• **ACTIVITY**
Below is a block of entries; repeat all of it exactly but omit the pictures.
- Opening Delimiter -
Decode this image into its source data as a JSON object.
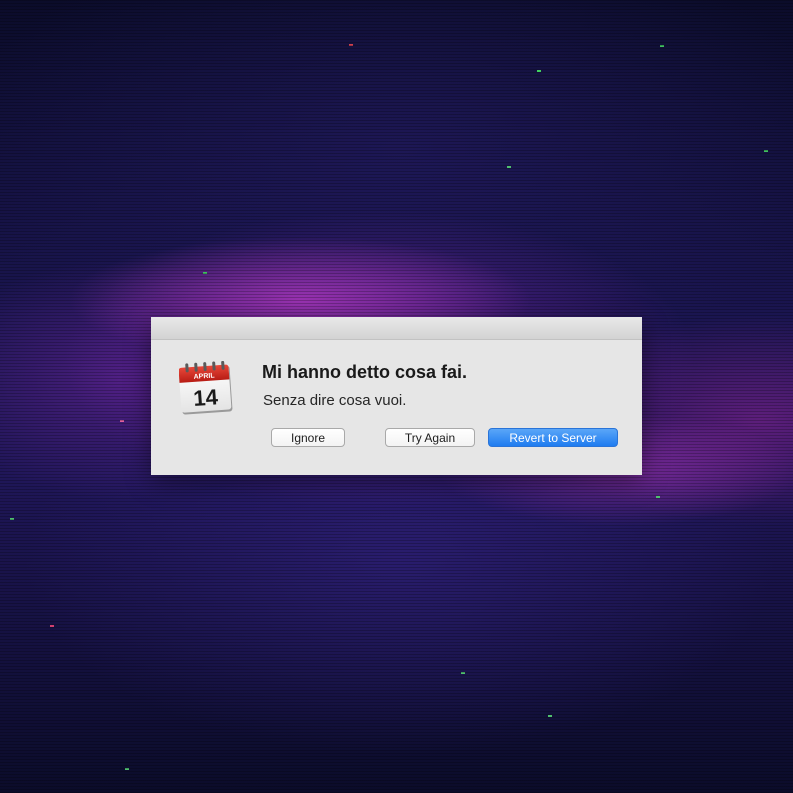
{
  "dialog": {
    "title": "Mi hanno detto cosa fai.",
    "message": "Senza dire cosa vuoi.",
    "icon": "calendar-icon",
    "icon_month": "APRIL",
    "icon_day": "14"
  },
  "buttons": {
    "ignore_label": "Ignore",
    "try_again_label": "Try Again",
    "revert_label": "Revert to Server"
  },
  "colors": {
    "primary_button": "#1f7cf0",
    "dialog_background": "#e6e6e6",
    "calendar_red": "#d32a1f"
  }
}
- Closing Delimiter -
• **RESPONSE AREA**
Decode this image into its source data as a JSON object.
{
  "dialog": {
    "title": "Mi hanno detto cosa fai.",
    "message": "Senza dire cosa vuoi.",
    "icon": "calendar-icon",
    "icon_month": "APRIL",
    "icon_day": "14"
  },
  "buttons": {
    "ignore_label": "Ignore",
    "try_again_label": "Try Again",
    "revert_label": "Revert to Server"
  },
  "colors": {
    "primary_button": "#1f7cf0",
    "dialog_background": "#e6e6e6",
    "calendar_red": "#d32a1f"
  }
}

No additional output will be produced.